    Wouldn't the damages be the difference between the value of the meal she thought she was getting and the value of the meal she got? But then the question is, what standard is used -- subjective or objective? In other words, would the court try to determine what value she would subjectively place on a higher-calorie and fat meal (including even a possibly negative value) or would it ask what value a reasonable person would put on the meal? If the former, there could certainly be damages, if the later, probably not.

  • Not an asshole||

    hotsauce,

    jesus... chomksy was right

  • hotsauce||

    It's not assuming the conclusion to say the damages are minimal, like a few cents per person and up to a few dollars. The nominal amount is from the extra calories/fat they consumes, and I could sure as hell convince a jury to put a value on that. But you keep digging your head in sand singing "la la la no damages here."

  • ed||

    Anthony Bourdain talked to Reason.tv about food strictures

    I watched one of AB's No Reservations shows the other day wherein he rhapsodized over how wonderful it was that Vietnamese peasants were still enjoying their backbreaking rice-paddy jobs...he was actually looking for a home in Vietnam where he could get up in the morning and gaze out over his domain, sip his tea, and revel in the picturesque peasants going about their grueling 14th-century agriculture. This is a humanitarian? Please.

  • roystgnr||

    I'm sure Chomsky thinks that people would prefer preventing corporate lies via regulation rather than litigation, and because many libertarians would disagree he sees that as an insulting talking point. So what rebuttal would you like to give him? "Actually, we'd rather not have regulations *or* litigation available to dissuade liars! Corporations should be able to make up whatever numbers they like to describe their products, and if you actually believe the calorie count / horsepower / house square footage / etc. then too bad for you, sucker!" Super. The last time I had this conversation, it was with a liberal who couldn't believe that libertarians might imagine a world without an FDA around to tell ketchup producers that they couldn't use rancid tomatoes.
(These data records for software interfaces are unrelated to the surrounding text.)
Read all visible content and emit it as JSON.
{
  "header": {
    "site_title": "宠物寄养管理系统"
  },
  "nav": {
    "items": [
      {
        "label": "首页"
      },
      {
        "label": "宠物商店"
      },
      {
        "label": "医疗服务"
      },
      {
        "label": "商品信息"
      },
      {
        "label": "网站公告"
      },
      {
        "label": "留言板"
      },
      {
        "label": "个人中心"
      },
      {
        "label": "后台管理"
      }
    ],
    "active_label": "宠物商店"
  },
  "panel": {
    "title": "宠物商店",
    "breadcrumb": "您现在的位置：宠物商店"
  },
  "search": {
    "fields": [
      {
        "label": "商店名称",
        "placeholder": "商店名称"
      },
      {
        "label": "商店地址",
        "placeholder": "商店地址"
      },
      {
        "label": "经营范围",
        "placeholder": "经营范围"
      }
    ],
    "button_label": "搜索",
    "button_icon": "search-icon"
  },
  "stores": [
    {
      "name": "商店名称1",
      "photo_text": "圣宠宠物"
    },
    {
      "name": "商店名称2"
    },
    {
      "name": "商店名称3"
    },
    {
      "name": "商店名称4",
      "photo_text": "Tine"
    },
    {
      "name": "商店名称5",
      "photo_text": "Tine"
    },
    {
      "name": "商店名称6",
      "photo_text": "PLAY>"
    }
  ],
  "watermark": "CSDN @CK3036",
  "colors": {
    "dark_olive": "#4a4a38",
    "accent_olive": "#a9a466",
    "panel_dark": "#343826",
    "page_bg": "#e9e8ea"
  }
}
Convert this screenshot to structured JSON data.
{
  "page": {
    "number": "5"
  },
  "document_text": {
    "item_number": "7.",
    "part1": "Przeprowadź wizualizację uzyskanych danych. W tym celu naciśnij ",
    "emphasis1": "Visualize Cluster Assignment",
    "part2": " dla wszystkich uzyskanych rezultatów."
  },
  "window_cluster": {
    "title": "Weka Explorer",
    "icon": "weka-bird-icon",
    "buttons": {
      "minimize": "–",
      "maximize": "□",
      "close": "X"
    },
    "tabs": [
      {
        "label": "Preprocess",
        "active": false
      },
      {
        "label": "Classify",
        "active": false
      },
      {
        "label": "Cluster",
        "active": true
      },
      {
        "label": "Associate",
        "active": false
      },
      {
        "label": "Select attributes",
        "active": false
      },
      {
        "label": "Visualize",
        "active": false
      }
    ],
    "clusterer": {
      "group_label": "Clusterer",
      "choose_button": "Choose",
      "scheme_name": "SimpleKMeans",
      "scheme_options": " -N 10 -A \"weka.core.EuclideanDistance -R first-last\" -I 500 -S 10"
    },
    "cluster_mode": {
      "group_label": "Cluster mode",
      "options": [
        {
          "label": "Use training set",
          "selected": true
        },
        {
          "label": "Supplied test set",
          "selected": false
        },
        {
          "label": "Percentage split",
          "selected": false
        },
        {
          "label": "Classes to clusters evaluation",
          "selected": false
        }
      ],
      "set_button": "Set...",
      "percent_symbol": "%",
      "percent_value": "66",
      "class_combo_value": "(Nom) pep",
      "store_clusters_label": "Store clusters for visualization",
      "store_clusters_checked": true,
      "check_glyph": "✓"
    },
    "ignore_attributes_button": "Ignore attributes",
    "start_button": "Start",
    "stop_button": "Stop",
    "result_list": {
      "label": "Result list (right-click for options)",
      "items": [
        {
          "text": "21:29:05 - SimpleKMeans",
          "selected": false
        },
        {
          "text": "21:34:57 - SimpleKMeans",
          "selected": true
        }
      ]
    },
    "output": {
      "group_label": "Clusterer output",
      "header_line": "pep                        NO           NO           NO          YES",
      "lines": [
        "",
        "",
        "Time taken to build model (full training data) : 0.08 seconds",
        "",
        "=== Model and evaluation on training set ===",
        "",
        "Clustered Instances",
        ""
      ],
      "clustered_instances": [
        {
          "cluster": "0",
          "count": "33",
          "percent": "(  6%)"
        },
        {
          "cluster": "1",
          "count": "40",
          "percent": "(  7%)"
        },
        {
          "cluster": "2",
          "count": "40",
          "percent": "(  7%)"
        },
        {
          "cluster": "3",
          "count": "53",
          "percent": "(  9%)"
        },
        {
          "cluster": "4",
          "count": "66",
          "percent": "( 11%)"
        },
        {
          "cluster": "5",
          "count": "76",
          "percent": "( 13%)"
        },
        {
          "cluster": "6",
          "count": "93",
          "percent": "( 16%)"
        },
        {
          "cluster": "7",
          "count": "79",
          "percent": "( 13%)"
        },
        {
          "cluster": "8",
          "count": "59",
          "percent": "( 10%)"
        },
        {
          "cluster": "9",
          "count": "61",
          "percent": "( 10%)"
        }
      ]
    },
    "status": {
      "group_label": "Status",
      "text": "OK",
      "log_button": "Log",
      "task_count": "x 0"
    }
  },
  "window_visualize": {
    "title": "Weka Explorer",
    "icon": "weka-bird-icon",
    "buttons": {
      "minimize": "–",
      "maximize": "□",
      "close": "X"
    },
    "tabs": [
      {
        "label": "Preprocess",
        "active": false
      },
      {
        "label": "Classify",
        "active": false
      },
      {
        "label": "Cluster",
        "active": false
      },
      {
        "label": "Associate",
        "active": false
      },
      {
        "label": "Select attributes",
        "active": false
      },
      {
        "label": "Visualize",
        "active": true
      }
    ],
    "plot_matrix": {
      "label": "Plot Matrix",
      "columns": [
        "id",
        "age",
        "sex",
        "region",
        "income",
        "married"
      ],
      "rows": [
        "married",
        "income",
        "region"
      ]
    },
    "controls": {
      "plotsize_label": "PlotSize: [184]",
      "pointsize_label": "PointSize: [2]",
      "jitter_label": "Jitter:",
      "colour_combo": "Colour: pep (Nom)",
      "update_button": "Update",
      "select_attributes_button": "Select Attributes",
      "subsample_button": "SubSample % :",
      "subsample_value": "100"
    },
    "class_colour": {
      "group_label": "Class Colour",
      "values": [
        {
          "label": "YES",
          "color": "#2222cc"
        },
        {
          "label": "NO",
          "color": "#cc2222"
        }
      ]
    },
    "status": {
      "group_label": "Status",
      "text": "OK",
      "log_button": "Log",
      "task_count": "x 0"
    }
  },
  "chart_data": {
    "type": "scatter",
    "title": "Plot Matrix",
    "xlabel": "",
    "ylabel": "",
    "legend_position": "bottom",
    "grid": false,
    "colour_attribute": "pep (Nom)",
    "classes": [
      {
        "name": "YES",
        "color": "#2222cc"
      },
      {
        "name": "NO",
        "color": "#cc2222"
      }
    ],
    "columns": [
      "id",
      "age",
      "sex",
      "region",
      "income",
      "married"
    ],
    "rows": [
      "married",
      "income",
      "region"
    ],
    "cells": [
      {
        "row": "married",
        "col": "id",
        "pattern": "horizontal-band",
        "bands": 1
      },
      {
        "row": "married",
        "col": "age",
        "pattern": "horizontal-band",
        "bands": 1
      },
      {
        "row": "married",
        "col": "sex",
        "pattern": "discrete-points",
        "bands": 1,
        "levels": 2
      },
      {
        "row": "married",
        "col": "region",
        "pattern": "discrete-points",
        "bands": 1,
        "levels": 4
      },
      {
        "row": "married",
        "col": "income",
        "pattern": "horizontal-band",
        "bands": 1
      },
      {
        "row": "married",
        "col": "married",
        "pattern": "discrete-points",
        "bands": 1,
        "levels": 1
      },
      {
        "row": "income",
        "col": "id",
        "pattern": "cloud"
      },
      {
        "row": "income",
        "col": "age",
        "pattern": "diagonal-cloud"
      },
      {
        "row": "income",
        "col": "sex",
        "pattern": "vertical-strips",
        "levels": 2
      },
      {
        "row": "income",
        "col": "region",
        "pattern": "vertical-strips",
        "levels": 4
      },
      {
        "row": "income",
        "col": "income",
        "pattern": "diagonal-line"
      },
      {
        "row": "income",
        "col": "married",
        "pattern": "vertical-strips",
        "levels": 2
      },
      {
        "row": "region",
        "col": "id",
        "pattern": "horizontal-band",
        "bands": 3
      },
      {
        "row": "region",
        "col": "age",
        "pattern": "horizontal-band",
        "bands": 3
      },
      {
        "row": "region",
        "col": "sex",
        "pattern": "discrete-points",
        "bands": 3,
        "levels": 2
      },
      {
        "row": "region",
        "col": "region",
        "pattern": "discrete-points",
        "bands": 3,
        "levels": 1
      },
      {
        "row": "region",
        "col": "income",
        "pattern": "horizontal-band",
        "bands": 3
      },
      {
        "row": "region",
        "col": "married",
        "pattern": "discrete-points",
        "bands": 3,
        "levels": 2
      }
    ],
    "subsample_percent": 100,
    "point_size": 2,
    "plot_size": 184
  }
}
I suggested that perhaps it wouldn't be too hard to convince a libertarian judge that non-rancid tomatoes were implied by the definition of "ketchup" and that fraudulently misrepresenting the nature of the goods you sell would be a crime even in "libertopia". Apparently I was wrong. If I can't even convince the folks here that *explicitly* misrepresenting your products should be a tort, I guess trying to hold anyone accountable for implied merchantability is pretty much out of the question, huh?

GET REASON MAGAZINE

Get Reason's print or digital edition before it’s posted online

  • Video Game Nation: How gaming is making America freer – and more fun.
  • Matt Welch: How the left turned against free speech.
  • Nothing Left to Cut? Congress can’t live within their means.
  • And much more.

SUBSCRIBE

advertisement